Israeli Arab journalist switches airline after ‘humiliating’ El Al security check
Nazareth-based women’s magazine editor Yara Mashour tells Haaretz she felt as if she was ‘raped’ by airport security agents in Milan airport.
In December 2001, Richard Reid, a British Muslim, flying from Paris to Miami, attempted to set off explosives concealed in his shoes. As result, all future passengers were obliged to remove their shoes for inspection at check in. (in America I think even to this day)
In August 2006, British police uncovered a plot by other British Muslims to blow up 10 aircraft using a sophisticated mixture of liquid chemicals. Immediately people were prevented from taking liquids on board – even the mineral water they had just purchased in the airport was confiscated. (It happened to me)
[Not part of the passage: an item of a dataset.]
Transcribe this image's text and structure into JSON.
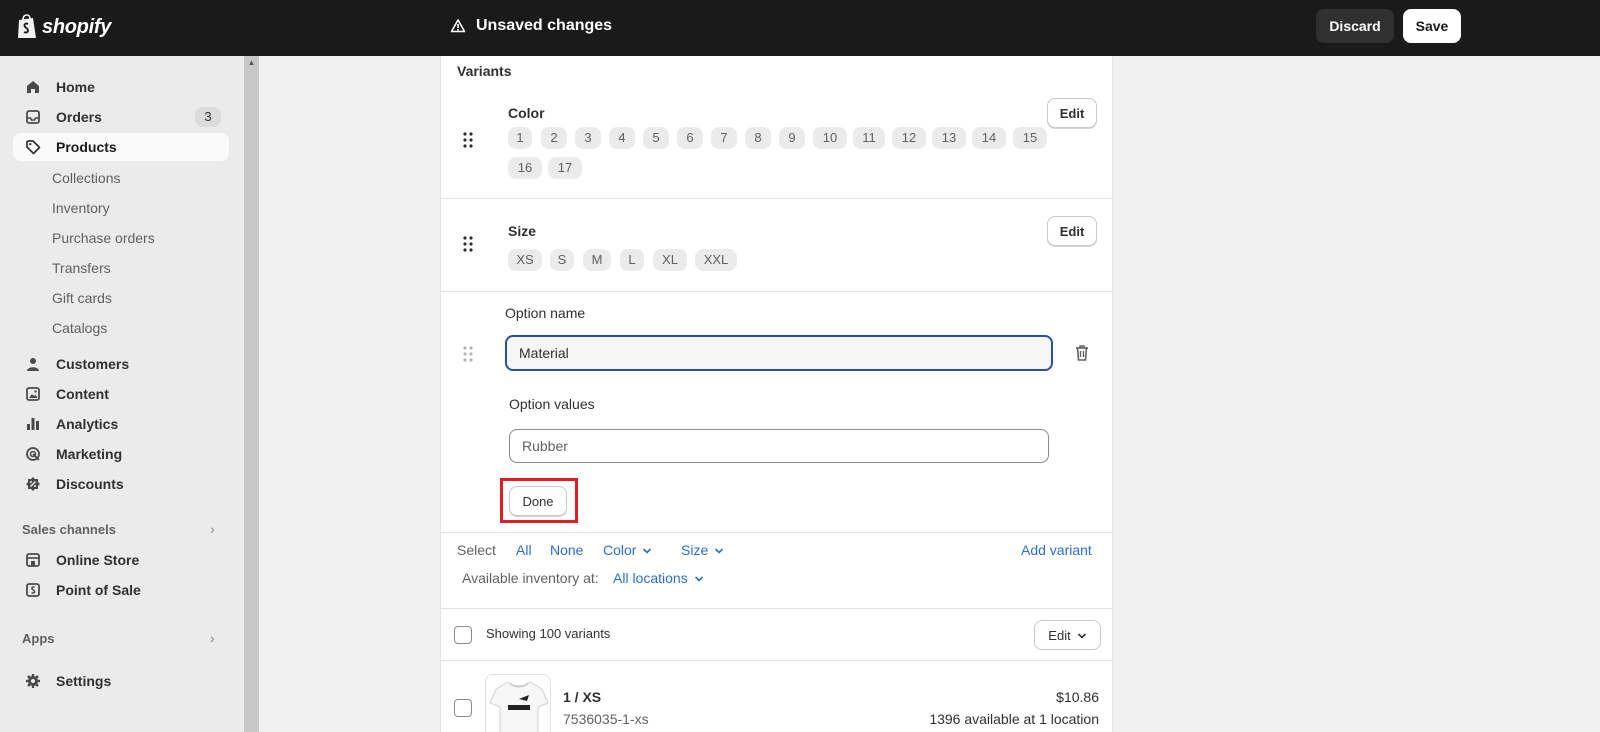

In December 2009 (on Christmas Day!), Umar Farouk Abdulmutallab, a Nigerian Muslim, on a flight from Amsterdam to Detroit, attempted to detonate explosives concealed in his underwear. Surprisingly, in this case, the agencies did not respond with a demand that passengers submit to an inspection of their underwear – while they were still wearing it! On the other hand, external body “patting down” became more intrusive, giving rise to the phenomenon known as ” Groin Groping” by the security staff.
The Israeli system operates from a different perspective – more psychological than physical. Much reliance is placed on intelligence, meaning advance knowledge of as many personal details of each passenger as possible. Also there are many “rings of observation and studies of the individual” starting from the moment of entering the terminal to the moment of being seated on the plane. And, after that, there are still the Sky Marshals travelling on every flight.
In May 2008, the US Department of Homeland Security announced that it would adopt many of the Israeli measures. A number of US domestic airports have already done so – but they are still hung up on the profiling issue.
The fact is that no plane departing from Ben Gurion Airport has ever been hijacked. The attack inside the terminal in 1972 by Japanese terrorists which killed 24 people, and the attack in 1985 on the EL AL ticket counters in Rome and Vienna Airports which killed 19, led to an upgrade and rethinking by Israeli security agencies. Who knows how many other attempts have been thwarted by the application of procedures that unashamedly include profiling?
And the complaint that Israelis don’t suffer in the same way is not totally true, although the degree might be different. Maybe it’s because I’m a “New Immigrant” (of 25 years and counting) but I still get hassled almost every week by security when I’m flying domestically. Only last week in Eilat airport – after my (Israeli!) ID card had been taken to a supervisor for inspection, and the details checked against his handheld computer, was I given an ultimatum by the young officer checking me. If I would not agree to have my small hand luggage checked in for storage in the hold of the plane, it would have to be opened. For me this was no problem, and certainly better than waiting at the baggage carousel in Tel Aviv. Thus it was subject to a chemical inspection and the contents displayed for all who might be interested. This after the regular plethora of questions about who packed the bag, did anyone give me anything to deliver, was it all my own stuff, where had it been since I packed it, did I understand why I was being asked these questions etc.
Perhaps it has something to do with the fact that my Hebrew is still so bad. But it does seem to contradict everything that I have said, and believe, about profiling. After all, I’m a grandfather with a son and a daughter and grandchildren all living in Israel. My daughter is even in the Air Force!
Maybe the profile now includes Anglo-Saxon septuagenarians? Who knows?
One benefit of not being in the first flush of youth is that I can still remember the days when there was no such thing as airport security. I suspect that not too many people have had the experience of just turning up at the airport and getting on a plane, as if it were a bus. No hassle, no questions. no three hour pre-checkin time. Can you believe that life was once like that?
Those were the days before ” the cousins” created the hijacking threat. They have much to answer for!
Andyboy – Telling it as it is!
- Why We Hate Airport Security (psychologytoday.com)